    I have become convinced of late that there is an impression out there that people whose bodies have parts which don't work have brains which don't work either. I find it very offensive.Her Medical :Practice had/have no leaflets of any sort to assist their patiennts in knowing where to go to get help.
    Having a PC,I was able to find the contact for Herts Age/UK who have very kindly been to visit her and helped her to fill in an application for Disability Benefit. We hope she is successful as she now has to pay someone to take her washing to the laundry; she also needs someone to clean for her but cannot afford it without some extra money.
    I have to say that I am bitterly disappointed with her Medical Practice. Ours, is excellent.
    After reading what you've said about applications for disability benefit Michael, I can only hope and pray that there will be a Guardian Angel hovering somewhere when her application is assessed.
    If anyone has not seen this film, it is well worth viewing.
    I think it should be compulsory training material for all those who have dealings with the elderly and frail.
    Oh dear, what a rant! but honestly, I have no faith in my Sister's medical practice. The trouble is, one dare not compllain too vociferously because one can get struck off. This happened to a lady I was reading about in the Daily Mail today.

  2. Dear Leafyschroder

    It's really disappointing and disillusioning when the NHS lets people down so badly. It sounds as though your sister has a GP who lacks the compassion which we all hope the caring professions to possess. Giving bad news by 'phone is textbook BAD practice. You're exactly right in what we fear about assessments, and, failing GPs, that we need Guardian Angels. I hope you sister's is there when your sister's application for Disability Benefit succeeds.

    I heard that story about the lady arrested for wanting to see her notes. Incredible but it happened. I've not seen the "Golden Oldies" film. But shall look at it.


    1. Well, I think there wre a host of angels there whe n adecision was made. I have just, a fw minutes ago, had a call from my Siser to say that , not only have they granted her application, but at the higher rate, which Age UK who helped her to fil in the form, did not expect her to get. This will help he so much. She will now be able to have a home help/ carer wich wll change her quality of life hugely.
      I am sooo grateful.
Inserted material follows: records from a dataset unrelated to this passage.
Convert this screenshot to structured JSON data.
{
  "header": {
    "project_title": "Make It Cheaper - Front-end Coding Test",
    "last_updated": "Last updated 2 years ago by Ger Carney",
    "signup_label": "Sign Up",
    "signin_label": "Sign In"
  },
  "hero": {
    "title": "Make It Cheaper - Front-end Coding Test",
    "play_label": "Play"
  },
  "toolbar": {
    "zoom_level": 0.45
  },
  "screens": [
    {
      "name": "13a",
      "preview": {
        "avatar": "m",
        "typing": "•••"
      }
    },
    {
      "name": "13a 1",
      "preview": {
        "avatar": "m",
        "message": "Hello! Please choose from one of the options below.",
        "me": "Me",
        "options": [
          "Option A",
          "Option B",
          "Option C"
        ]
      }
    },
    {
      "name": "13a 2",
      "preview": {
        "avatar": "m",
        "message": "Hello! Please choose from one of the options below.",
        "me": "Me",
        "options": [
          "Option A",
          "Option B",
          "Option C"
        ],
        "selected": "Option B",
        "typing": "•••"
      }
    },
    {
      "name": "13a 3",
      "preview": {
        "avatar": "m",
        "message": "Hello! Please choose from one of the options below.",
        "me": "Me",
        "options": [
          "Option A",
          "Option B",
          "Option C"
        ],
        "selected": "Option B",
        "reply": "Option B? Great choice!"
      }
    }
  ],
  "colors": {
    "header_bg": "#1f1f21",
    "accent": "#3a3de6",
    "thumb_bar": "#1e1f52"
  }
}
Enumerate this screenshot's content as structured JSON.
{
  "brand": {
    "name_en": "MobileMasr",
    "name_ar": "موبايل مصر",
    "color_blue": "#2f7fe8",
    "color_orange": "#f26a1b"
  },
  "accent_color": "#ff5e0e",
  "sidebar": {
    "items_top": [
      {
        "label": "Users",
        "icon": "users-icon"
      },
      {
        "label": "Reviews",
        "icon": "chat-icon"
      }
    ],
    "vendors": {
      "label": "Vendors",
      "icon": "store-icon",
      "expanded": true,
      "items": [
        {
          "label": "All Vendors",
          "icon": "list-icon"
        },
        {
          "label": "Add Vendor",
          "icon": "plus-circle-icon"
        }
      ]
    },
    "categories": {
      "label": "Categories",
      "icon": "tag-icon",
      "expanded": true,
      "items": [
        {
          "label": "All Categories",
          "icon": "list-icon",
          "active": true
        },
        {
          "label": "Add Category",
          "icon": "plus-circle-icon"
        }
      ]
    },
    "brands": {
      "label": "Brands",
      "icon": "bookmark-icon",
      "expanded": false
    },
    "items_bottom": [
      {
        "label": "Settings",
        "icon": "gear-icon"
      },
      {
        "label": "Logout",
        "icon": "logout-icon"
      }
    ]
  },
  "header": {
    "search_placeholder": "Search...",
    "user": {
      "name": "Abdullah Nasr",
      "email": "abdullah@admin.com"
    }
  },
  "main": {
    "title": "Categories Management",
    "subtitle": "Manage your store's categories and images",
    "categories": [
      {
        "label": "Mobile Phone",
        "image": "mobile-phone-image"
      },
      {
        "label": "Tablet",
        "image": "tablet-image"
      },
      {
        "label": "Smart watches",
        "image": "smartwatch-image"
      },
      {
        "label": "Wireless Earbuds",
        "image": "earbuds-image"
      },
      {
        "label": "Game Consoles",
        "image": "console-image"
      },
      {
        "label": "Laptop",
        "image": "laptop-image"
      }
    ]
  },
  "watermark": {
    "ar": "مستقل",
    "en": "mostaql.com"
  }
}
    2. That is such good news. I am so pleased for her - and for you. As we say, down our way, thank you, Lord! And thank you for letting me know, Leafyschroder. I love hearing good news!